Terrorism & Religion – Drawing the Fine Line

Let’s start with the basics. If you’re sick and tired of hearing everyone going over the moon, trying to prove their point of “Terrorism having no religious affiliation,” you should read this. It’s okay for you to go ahead and wrap your opinion around the stereotypical, but before that, you should read this article and think to yourself, if you’re putting yourself in a position you don’t want to be.

Terrorism – Definition

The best part yet – is that terrorism has no primary definition. There are many definitions in the basket of definitions for terrorism compiled by the United Nations, NGOs, IGOs, countries and ironically, “terrorists” themselves. Let’s take two definitions to understand how exactly terrorism could be of any religious affiliation.

“Terrorism attacks the values that lie at the heart of the Charter of the United Nations: respect for human rights; respect for rule of law; rules of war that protects civilians; tolerance among people’s and nations; and the peaceful resolution of conflict.” (UN, 2015)

“Terrorism flourishes in environments of despair, humiliation, poverty, political oppression, extremism and human rights abuse; it also flourishes in context of regional conflict and foreign occupation; and it profits from the weak state capacity to maintain law and order.” (UN, 2015)

Right and yes, none of the definitions categorize terrorism as a part of a particular “religion” in any way. That is the right thing – because none of the religions primarily encourage terrorism or activities of human destruction at all. It is the human perspective you interpret your religion, that makes you a terrorist individually and just because you’re a terrorist yourself, doesn’t make your whole race terrorists or even linked to your terrorist activities.

Still not satisfied? Of course not. Let’s take a look at some of the examples.

Terrorism Around the World

In Sri Lanka, we encountered a 30 year civil war – which was escaladed as a result of an ethnic conflict. The “terrorist” organization that operated within the country called themselves the Liberal Tigers of Tamil Eelam. (LTTE) If you believe that terrorism has a religion, here it represents a nationality – Tamil. So if you’re a firm believer that terrorism has some sort of representation to religion or in this case, nationality – all Tamils are terrorists.

Recently, Buddhist extremists in Myanmar and Sri Lanka opposed the expanding human numbers of Muslim nationalities and participated in inappropriate actions which could be categorized under “political oppression, extremism” and in some cases, definitely “human rights abuse”. So according to the theory of “Terrorism has some sort of representation of a religion,” it is clearly Buddhism. So all Buddhists are terrorists.

Of course – needless to say, you already think all Muslims are terrorists. So let’s not talk about it.
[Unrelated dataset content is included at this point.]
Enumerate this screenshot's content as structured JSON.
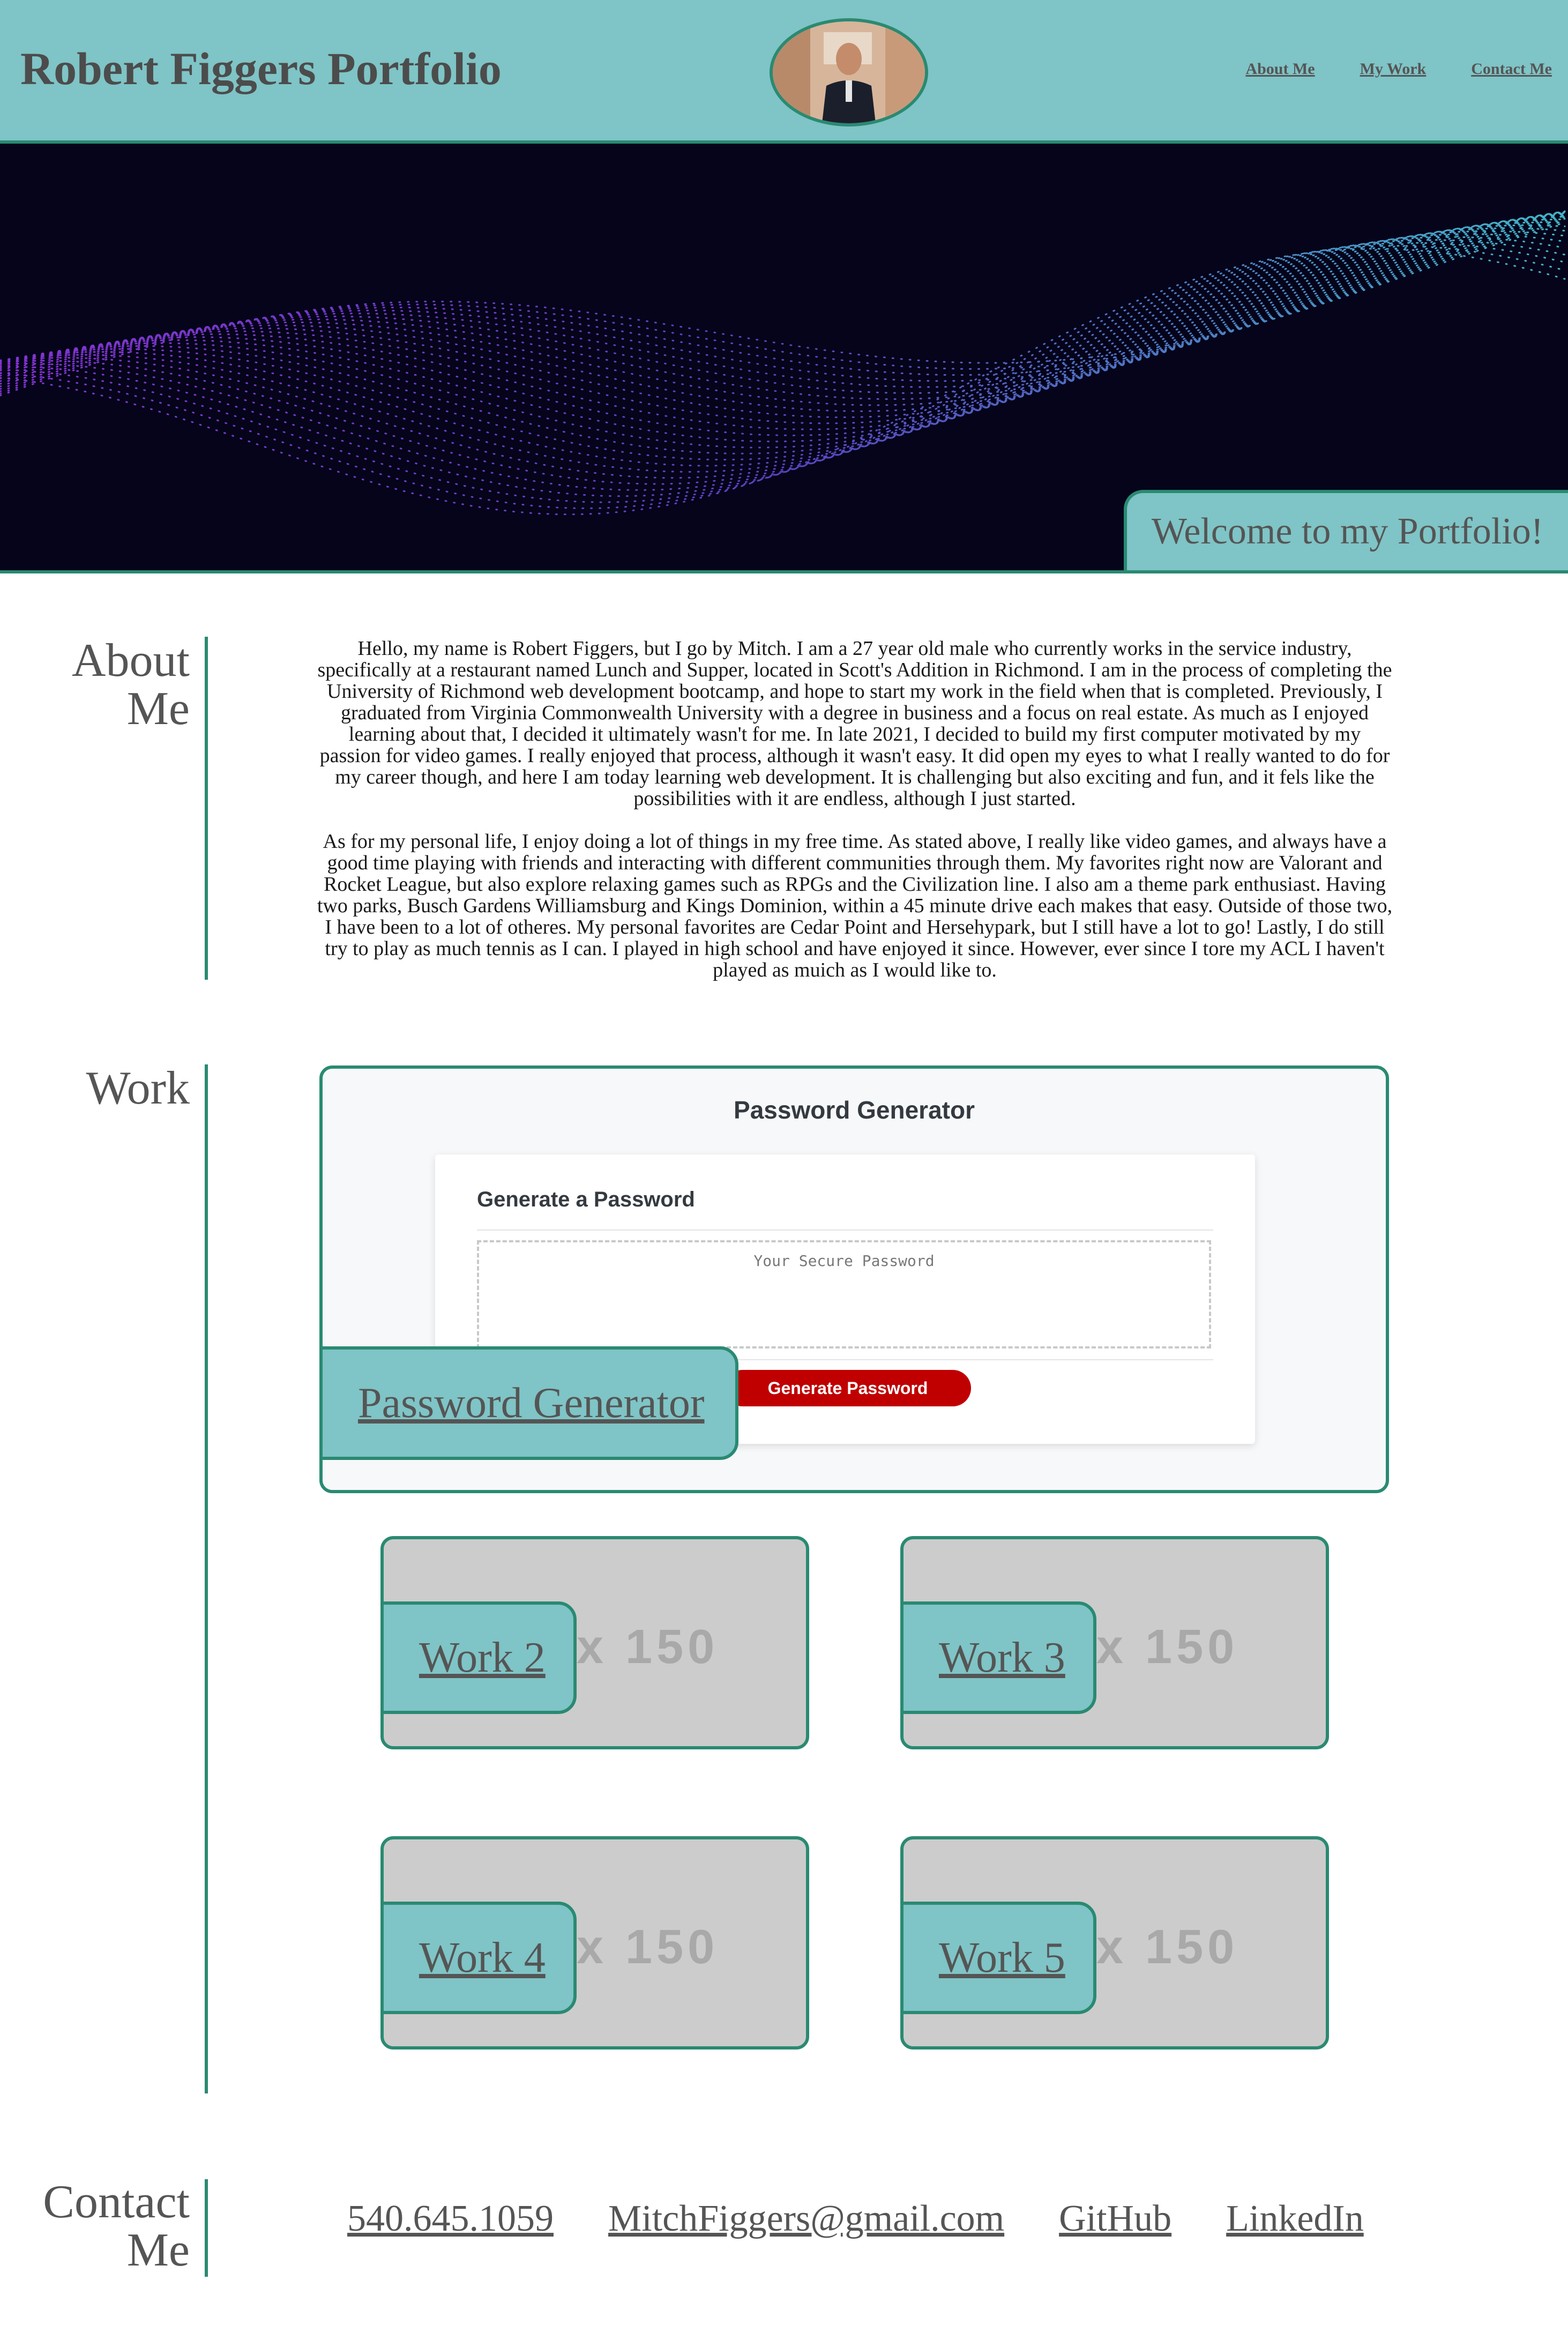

Remember the World War I, World War II and the Cold War where military powers went to war for political interests and conflicts of interests that they couldn’t resolve over a table? The mass destructions in Japan and genocide that took place clearly checked all the boxes of “terrorism” definitions that I have included in this article. So, if you belong to any of the countries that took a side in war and armed conflict, who killed civilians, you just called yourself a terrorist.

But how about Atheists – People who don’t believe in a religion? Can they be exempted from terrorism because they don’t belong to a religion? Let’s take time to think about all the state-less children who fled from the hands of poverty. If they take arms and take part in mass destruction, according to your narrow-minded opinion, they will not be called terrorists because they have no religion and are state-less.

What is the Difference?

Education. The gap of education is the primary difference of understanding real terrorists. As I said before in the article, none of the religions expose or encourage terrorist activities. If they do so, it is because the religious scripts have gone through years of transformation and human influence which then, interprets their aggressive culture and opinion. If they do so, that is human made – a religion is not to be blamed.

Extremism is a choice that is made by a handful of people. I am a Buddhist and I don’t hate the existence of Muslims. I have friends who are Muslims who don’t carry a suicide belt whenever they walk around. I know Christians who are not a part of the KKK Clan and I know Tamils who never supported separation in Sri Lanka. Terrorism could be born due to unlawful actions, demeaning of human rights and values of a minority culture or even for reasons of economic stabilization – if there is no war, there is no market for weapon manufacturers. Terrorism is fear and anger that is brought to the table by people and they themselves are responsible for it. Just like I am not responsible for activities of Buddhist extremists, all Tamils are not responsible for terrorism in Sri Lanka, not all Russians are responsible for countless illegal foreign occupation, not all Americans are responsible for bombings in Japan and Iraq attacks, not all human beings are responsible for poverty and natural disasters – not all Muslims are responsible for activities of Islamic extremists. Religion is only their political shield.